- _Task directions_
Copy out the whole listing below exactly.

- _Record set_

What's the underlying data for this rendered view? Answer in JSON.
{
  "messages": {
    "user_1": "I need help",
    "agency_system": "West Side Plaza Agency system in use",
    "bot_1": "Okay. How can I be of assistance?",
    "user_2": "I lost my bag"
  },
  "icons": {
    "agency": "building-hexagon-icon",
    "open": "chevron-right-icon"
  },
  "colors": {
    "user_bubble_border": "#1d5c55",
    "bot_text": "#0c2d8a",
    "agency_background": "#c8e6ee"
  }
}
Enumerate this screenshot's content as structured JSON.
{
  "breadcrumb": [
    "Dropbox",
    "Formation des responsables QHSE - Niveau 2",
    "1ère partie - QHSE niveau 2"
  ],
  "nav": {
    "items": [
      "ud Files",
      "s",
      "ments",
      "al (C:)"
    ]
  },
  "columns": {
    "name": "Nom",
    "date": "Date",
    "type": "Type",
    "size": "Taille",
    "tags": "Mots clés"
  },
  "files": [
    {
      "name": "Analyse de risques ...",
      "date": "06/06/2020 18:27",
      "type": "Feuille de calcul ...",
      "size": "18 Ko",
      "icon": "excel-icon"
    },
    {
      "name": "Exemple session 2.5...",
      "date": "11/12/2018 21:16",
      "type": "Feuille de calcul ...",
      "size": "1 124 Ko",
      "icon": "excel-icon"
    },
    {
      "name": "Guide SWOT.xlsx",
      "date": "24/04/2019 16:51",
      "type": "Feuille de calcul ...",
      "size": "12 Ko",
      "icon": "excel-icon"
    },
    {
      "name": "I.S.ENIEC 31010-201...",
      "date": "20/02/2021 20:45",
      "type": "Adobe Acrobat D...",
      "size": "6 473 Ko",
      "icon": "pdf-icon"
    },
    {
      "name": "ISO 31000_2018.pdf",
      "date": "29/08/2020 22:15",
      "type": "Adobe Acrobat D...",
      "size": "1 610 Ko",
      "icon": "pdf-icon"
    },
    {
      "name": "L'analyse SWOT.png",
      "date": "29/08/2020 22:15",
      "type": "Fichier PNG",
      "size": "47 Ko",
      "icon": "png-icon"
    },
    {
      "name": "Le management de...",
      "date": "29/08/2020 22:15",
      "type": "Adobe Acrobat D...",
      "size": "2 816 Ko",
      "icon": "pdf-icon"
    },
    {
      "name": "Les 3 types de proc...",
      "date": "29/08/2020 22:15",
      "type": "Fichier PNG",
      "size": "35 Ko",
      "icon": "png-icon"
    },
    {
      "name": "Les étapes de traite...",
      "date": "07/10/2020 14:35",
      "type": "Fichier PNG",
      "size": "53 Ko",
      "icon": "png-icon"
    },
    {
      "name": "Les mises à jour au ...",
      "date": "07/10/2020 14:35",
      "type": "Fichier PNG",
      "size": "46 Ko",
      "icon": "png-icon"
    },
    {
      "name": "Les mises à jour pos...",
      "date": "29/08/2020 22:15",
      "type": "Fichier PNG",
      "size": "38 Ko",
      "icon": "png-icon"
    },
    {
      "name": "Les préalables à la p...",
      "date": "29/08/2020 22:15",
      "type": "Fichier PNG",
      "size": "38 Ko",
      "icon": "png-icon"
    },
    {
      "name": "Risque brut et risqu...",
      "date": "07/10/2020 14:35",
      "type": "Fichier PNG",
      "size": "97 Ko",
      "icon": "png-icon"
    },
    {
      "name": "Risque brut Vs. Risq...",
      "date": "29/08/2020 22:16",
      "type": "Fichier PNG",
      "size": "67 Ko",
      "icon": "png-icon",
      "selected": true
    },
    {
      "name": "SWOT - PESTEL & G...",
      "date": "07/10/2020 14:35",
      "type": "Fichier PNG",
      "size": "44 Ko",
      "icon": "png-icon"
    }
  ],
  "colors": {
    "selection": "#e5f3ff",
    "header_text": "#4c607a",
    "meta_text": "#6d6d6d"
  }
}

- _Written answer_
What's the underlying data for this rendered view? Answer in JSON.
{
  "messages": {
    "user_1": "I need help",
    "agency_system": "West Side Plaza Agency system in use",
    "bot_1": "Okay. How can I be of assistance?",
    "user_2": "I lost my bag"
  },
  "icons": {
    "agency": "building-hexagon-icon",
    "open": "chevron-right-icon"
  },
  "colors": {
    "user_bubble_border": "#1d5c55",
    "bot_text": "#0c2d8a",
    "agency_background": "#c8e6ee"
  }
}
Enumerate this screenshot's content as structured JSON.
{
  "breadcrumb": [
    "Dropbox",
    "Formation des responsables QHSE - Niveau 2",
    "1ère partie - QHSE niveau 2"
  ],
  "nav": {
    "items": [
      "ud Files",
      "s",
      "ments",
      "al (C:)"
    ]
  },
  "columns": {
    "name": "Nom",
    "date": "Date",
    "type": "Type",
    "size": "Taille",
    "tags": "Mots clés"
  },
  "files": [
    {
      "name": "Analyse de risques ...",
      "date": "06/06/2020 18:27",
      "type": "Feuille de calcul ...",
      "size": "18 Ko",
      "icon": "excel-icon"
    },
    {
      "name": "Exemple session 2.5...",
      "date": "11/12/2018 21:16",
      "type": "Feuille de calcul ...",
      "size": "1 124 Ko",
      "icon": "excel-icon"
    },
    {
      "name": "Guide SWOT.xlsx",
      "date": "24/04/2019 16:51",
      "type": "Feuille de calcul ...",
      "size": "12 Ko",
      "icon": "excel-icon"
    },
    {
      "name": "I.S.ENIEC 31010-201...",
      "date": "20/02/2021 20:45",
      "type": "Adobe Acrobat D...",
      "size": "6 473 Ko",
      "icon": "pdf-icon"
    },
    {
      "name": "ISO 31000_2018.pdf",
      "date": "29/08/2020 22:15",
      "type": "Adobe Acrobat D...",
      "size": "1 610 Ko",
      "icon": "pdf-icon"
    },
    {
      "name": "L'analyse SWOT.png",
      "date": "29/08/2020 22:15",
      "type": "Fichier PNG",
      "size": "47 Ko",
      "icon": "png-icon"
    },
    {
      "name": "Le management de...",
      "date": "29/08/2020 22:15",
      "type": "Adobe Acrobat D...",
      "size": "2 816 Ko",
      "icon": "pdf-icon"
    },
    {
      "name": "Les 3 types de proc...",
      "date": "29/08/2020 22:15",
      "type": "Fichier PNG",
      "size": "35 Ko",
      "icon": "png-icon"
    },
    {
      "name": "Les étapes de traite...",
      "date": "07/10/2020 14:35",
      "type": "Fichier PNG",
      "size": "53 Ko",
      "icon": "png-icon"
    },
    {
      "name": "Les mises à jour au ...",
      "date": "07/10/2020 14:35",
      "type": "Fichier PNG",
      "size": "46 Ko",
      "icon": "png-icon"
    },
    {
      "name": "Les mises à jour pos...",
      "date": "29/08/2020 22:15",
      "type": "Fichier PNG",
      "size": "38 Ko",
      "icon": "png-icon"
    },
    {
      "name": "Les préalables à la p...",
      "date": "29/08/2020 22:15",
      "type": "Fichier PNG",
      "size": "38 Ko",
      "icon": "png-icon"
    },
    {
      "name": "Risque brut et risqu...",
      "date": "07/10/2020 14:35",
      "type": "Fichier PNG",
      "size": "97 Ko",
      "icon": "png-icon"
    },
    {
      "name": "Risque brut Vs. Risq...",
      "date": "29/08/2020 22:16",
      "type": "Fichier PNG",
      "size": "67 Ko",
      "icon": "png-icon",
      "selected": true
    },
    {
      "name": "SWOT - PESTEL & G...",
      "date": "07/10/2020 14:35",
      "type": "Fichier PNG",
      "size": "44 Ko",
      "icon": "png-icon"
    }
  ],
  "colors": {
    "selection": "#e5f3ff",
    "header_text": "#4c607a",
    "meta_text": "#6d6d6d"
  }
}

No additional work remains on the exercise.